The way we began the proof suggests a solution: When we argued that it suffices to well-order each $V_\gamma$, we considered an arbitrary set $x$ and noticed that if $x\subseteq V_\beta$, then a well-ordering of $V_\beta$ gives us a well-ordering of $x$. Similarly, given $\alpha$ limit, if we can find $\delta$ large enough so each $|V_\beta|$ for $\beta<\alpha$ is below $\delta$, then we can use a well-ordering of ${\mathcal P}(\delta)$ to induce the required well-ordering $<_\beta$.

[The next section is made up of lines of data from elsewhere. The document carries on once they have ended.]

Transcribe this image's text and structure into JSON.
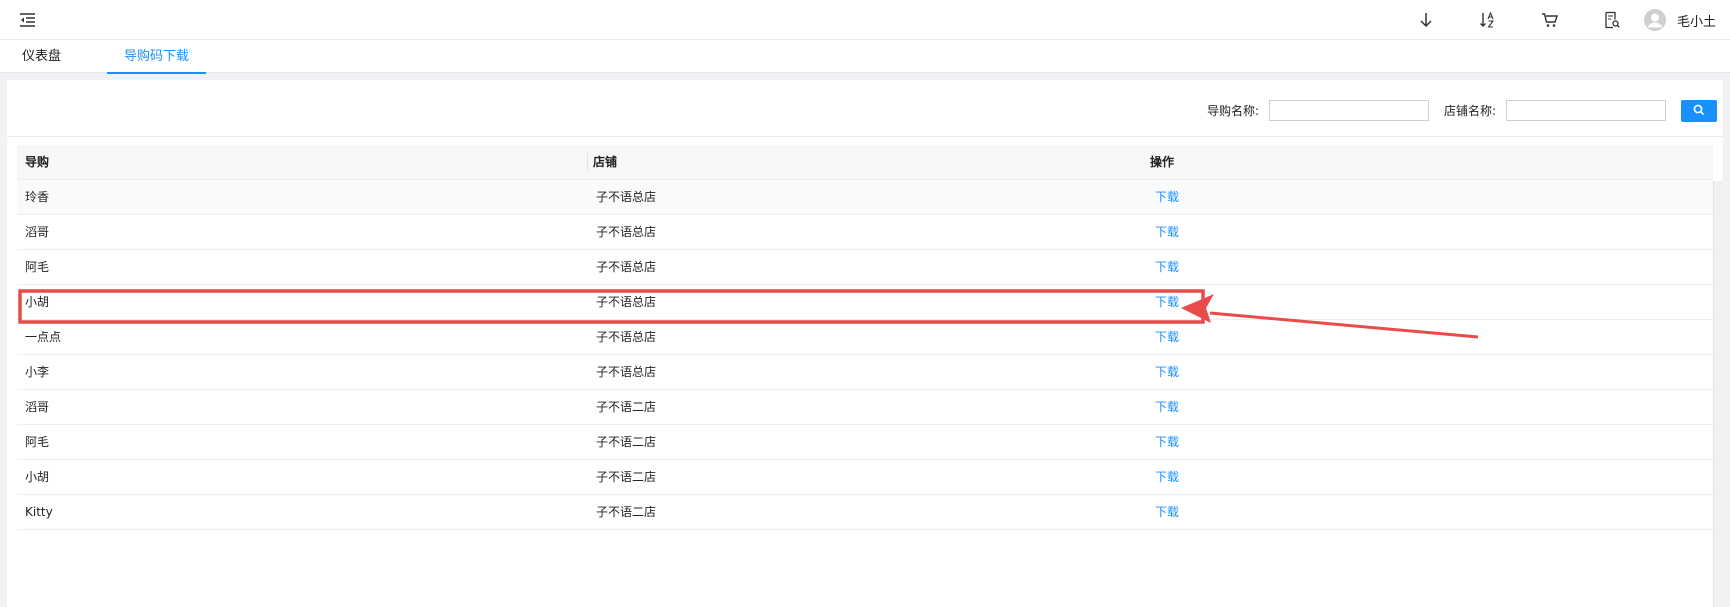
{
  "topbar": {
    "icons": [
      "menu-fold-icon",
      "arrow-down-icon",
      "sort-az-icon",
      "cart-icon",
      "document-search-icon",
      "user-avatar-icon"
    ],
    "username": "毛小土"
  },
  "tabs": [
    {
      "label": "仪表盘",
      "active": false
    },
    {
      "label": "导购码下载",
      "active": true
    }
  ],
  "search": {
    "guide_label": "导购名称:",
    "guide_value": "",
    "store_label": "店铺名称:",
    "store_value": "",
    "button_icon": "search-icon"
  },
  "table": {
    "columns": [
      "导购",
      "店铺",
      "操作"
    ],
    "rows": [
      {
        "guide": "玲香",
        "store": "子不语总店",
        "action": "下载"
      },
      {
        "guide": "滔哥",
        "store": "子不语总店",
        "action": "下载"
      },
      {
        "guide": "阿毛",
        "store": "子不语总店",
        "action": "下载"
      },
      {
        "guide": "小胡",
        "store": "子不语总店",
        "action": "下载"
      },
      {
        "guide": "一点点",
        "store": "子不语总店",
        "action": "下载"
      },
      {
        "guide": "小李",
        "store": "子不语总店",
        "action": "下载"
      },
      {
        "guide": "滔哥",
        "store": "子不语二店",
        "action": "下载"
      },
      {
        "guide": "阿毛",
        "store": "子不语二店",
        "action": "下载"
      },
      {
        "guide": "小胡",
        "store": "子不语二店",
        "action": "下载"
      },
      {
        "guide": "Kitty",
        "store": "子不语二店",
        "action": "下载"
      }
    ]
  },
  "colors": {
    "accent": "#1890ff",
    "annotation": "#e94b4b"
  }
}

We now proceed to implement this idea: Let $\delta=\sup_{\beta<\alpha}|V_\beta|^+$. (Notice that this makes sense since, inductively, each $V_\beta$ with $\beta<\alpha$ is well-orderable and therefore isomorphic to a unique cardinal.) Let $<^*$ be a well-ordering of ${\mathcal P}(\delta)$. We use $<^*$ to define a sequence $(<_\beta:\beta<\alpha)$ so that $<_\beta$ well-orders $V_\beta$ for all $\beta<\alpha$. We use recursion on $\beta<\alpha$ to define this sequence. Again, $<_0=\emptyset$. At limit stages $\gamma<\alpha$ we copy the strategy with which we tried to well-order $V_\alpha$ to define $<_\gamma$: For $x,y\in V_\gamma$, set $x<_\gamma y$ iff

• Either ${\rm rk}(x)<{\rm rk}(y)$, or else
• ${\rm rk}(x)={\rm rk}(y)=\beta$, say, and $x<_{\beta+1}y$.

Finally, given $<_\beta$, we describe how to define $<_{\beta+1}$: Let $\xi=\xi_\beta$ be the unique ordinal such that there is an order isomorphism

$\pi : (V_\beta,<_\beta)$ $\to (\xi,\in)$.

Since $|\xi|=|V_\beta|$, then $\xi<\delta$, so $\xi\subset\delta$ and the well-ordering $<^*$ of ${\mathcal P}(\delta)$ also well-orders ${\mathcal P}(\xi)$. Via $\pi^{-1}$, this induces the well-ordering $<_{\beta+1}$ of $V_{\beta+1}$ we were looking for.

Equipped with the sequence $(<_\beta:\beta<\alpha)$ we can now proceed to well-order $V_\alpha$ as explained above. This completes the proof. ${\sf QED}$